Organizational Development

By Helen V. Griffith


Industry professionals seem to agree that Organizational Development (OD) and Organizational Effectiveness (OE) are linked terms used interchangeably with their program goals and objectives being one in the same. Organizational Development includes the notion that applying behavioral science knowledge is necessary in order to lead to organization effectiveness (Compass, Ruler, & Base, 2004). Organizational Development is one such pathway to organizational effectiveness. Therefore, an organization or department seeking a non-training intervention in order to improve performance, OD is a viable option.

"OD, as a field, began with a clear value bias: helping organizations to be effective and healthy places in which to work", according to Paula Griffin in her interim report on the values in practice in OD (Griffin & Minors, 2004). OD is a values-based approach to systems change in organizations and communities. It strives to build the capacity to achieve and sustain a new desired state that benefits the organization or community (Compass et al., 2004).

OD is grounded in a set of core values and principles that guide behavior and actions. Respect, collaboration, authenticity, self-awareness, and empowerment are the key values-based principles that guide their practice.

OD is used to intervene in an organizational or community process to help bring about positive change and help the client work toward their desired goals.

One such organization, The Centre for Organizational Effectiveness, whose mission is to provide management and organization development, uses the skill of their trained professionals to assess an organization's needs and guide them to the appropriate technique to result in a positive change.
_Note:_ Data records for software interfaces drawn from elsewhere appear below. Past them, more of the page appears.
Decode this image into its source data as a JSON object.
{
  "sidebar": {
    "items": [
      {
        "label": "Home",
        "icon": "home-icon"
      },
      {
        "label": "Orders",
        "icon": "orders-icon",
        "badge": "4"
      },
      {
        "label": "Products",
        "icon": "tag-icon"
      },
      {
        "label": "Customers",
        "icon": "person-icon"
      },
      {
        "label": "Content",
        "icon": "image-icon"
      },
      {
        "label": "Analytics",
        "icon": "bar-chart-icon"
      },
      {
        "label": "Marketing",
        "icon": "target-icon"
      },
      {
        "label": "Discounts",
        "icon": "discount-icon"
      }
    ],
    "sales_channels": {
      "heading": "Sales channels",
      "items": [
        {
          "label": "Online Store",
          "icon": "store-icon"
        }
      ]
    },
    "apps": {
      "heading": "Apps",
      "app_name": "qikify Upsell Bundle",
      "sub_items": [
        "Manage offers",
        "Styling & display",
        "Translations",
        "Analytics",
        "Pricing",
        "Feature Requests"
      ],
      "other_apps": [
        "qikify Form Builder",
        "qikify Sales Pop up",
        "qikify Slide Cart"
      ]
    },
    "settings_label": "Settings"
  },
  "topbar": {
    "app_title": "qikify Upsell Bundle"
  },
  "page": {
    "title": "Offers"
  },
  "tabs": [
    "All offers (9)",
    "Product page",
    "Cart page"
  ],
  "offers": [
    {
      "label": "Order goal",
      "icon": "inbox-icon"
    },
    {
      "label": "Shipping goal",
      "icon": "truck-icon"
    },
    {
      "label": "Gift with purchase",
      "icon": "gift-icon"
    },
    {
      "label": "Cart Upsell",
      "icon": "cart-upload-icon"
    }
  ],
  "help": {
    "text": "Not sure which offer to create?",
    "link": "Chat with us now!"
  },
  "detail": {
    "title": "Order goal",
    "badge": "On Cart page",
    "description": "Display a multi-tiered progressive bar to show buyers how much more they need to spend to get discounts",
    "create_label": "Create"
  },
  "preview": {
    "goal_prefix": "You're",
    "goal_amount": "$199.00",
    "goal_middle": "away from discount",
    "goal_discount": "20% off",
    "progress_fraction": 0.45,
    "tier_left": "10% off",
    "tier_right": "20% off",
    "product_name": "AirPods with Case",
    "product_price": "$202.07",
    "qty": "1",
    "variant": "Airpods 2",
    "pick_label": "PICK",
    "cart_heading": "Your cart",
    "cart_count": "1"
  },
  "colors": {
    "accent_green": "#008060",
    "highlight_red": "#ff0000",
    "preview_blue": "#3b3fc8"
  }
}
The value of The Centre's work rests in the improved performance of the organization or department. Many times the outcome results are measurable and offer empirical evidence that the organization is better off after the intervention of a skilled OD professional.

In a documentary funded by a grant from the Federal Government in collaboration with Stanford University Research Institute, entitled Total Performance Management, empirical evidence is presented on the effectiveness of an Organization Development intervention. Within the City of San Diego's Streets Division, OD professionals were tasked to evaluate the department in an effort to improve productivity and employee job satisfaction. OD professionals collected the data necessary for a gap analysis and reported the findings to management, since Organization Development interventions must always be driven by analysis.

  Caption Text

Based on the findings conducted for the gap analysis, OD professionals made recommendations to management for a selection of tailored, non-training interventions. Included in the findings were pre-intervention results of employee attitude data along with data on employee turnover. The Centre then crafted and facilitated workshops in the following areas, team building, conflict resolution, and optimum colleague interaction, to name a few. With the assistance of the OD professionals, each employee within the division developed a personal career action plan for the purposes of advancing their career and improving job satisfaction.

Once the interventions were completed, after having utilized the pre- and post-data, the Stanford University Research Institute conducted a formal evaluation and validated the effectiveness of The Centre's work. Overall, productivity improved along with employee morale.

According to The Centre's co-director, Dr. Trudy Sopp, organization development professionals seek to identify the organization's problems, and seek to identify and develop solutions. For example, employees may be clear on their organizations goals and vision but may lack the necessary equipment to adequately carry out the vision. OD professionals will then gather data that will be analyzed to drive the solution. She added,

"Not all organizations require training. Training allows for new skills, new tools, and new strategies. What training does not provide is: a change in values, ideas, or roles. Also, training interventions will not solve a loss in morale or trust issues. Non-training interventions must be crafted to provide an effective solution" (Sopp, 2004).

OD is only as effective as the trained professionals, cautions Dr. Sopp. "The skill of the professional can leave an organization in better condition or unfortunately, in a less desirable state than before the intervention was implemented" (Sopp, 2004).

References

Compass, Ruler, & Base. (2004). OD Principles of Practice. Retrieved February 1, 2004, 2004, from http://www.odnetwork.org/principlesofpractice.html

Griffin, P., & Minors, A. (2004). Values in Practice in Organization Development - An Interim report. Retrieved January 29, 2004, 2004, from www.odnetwork.org/valuesinpractice/interimreport.pdf

Sopp, T. (2004). Interview on Organization Development.

Author Note

 

Back to top | Back to Menu